[[ AVAILABLE DATA, beginning ]]
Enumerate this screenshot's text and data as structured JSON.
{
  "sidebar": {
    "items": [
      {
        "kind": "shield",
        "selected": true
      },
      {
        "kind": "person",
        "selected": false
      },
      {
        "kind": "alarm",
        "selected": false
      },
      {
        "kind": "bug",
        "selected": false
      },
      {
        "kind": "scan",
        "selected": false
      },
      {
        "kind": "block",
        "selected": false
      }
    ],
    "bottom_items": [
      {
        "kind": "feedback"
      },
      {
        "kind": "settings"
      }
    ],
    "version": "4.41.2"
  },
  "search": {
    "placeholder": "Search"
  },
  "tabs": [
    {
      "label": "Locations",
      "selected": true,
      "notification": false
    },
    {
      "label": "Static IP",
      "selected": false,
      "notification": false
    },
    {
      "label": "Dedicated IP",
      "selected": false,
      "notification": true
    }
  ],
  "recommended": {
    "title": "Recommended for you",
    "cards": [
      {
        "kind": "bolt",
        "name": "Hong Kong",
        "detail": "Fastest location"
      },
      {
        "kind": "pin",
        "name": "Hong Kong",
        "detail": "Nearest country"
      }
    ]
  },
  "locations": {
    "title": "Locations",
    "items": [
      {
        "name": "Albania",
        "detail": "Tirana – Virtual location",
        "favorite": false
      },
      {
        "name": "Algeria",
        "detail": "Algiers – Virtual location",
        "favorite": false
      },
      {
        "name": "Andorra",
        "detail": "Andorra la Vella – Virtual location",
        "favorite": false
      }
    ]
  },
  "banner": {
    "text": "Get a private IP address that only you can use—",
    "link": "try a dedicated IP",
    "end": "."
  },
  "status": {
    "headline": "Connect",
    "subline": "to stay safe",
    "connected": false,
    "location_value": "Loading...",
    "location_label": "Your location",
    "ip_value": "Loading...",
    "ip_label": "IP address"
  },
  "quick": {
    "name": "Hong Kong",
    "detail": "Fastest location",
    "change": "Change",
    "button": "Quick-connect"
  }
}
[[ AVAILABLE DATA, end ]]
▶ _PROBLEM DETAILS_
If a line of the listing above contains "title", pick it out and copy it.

▶ _OUTPUT FOR THIS TASK_
    "title": "Recommended for you",
    "title": "Locations",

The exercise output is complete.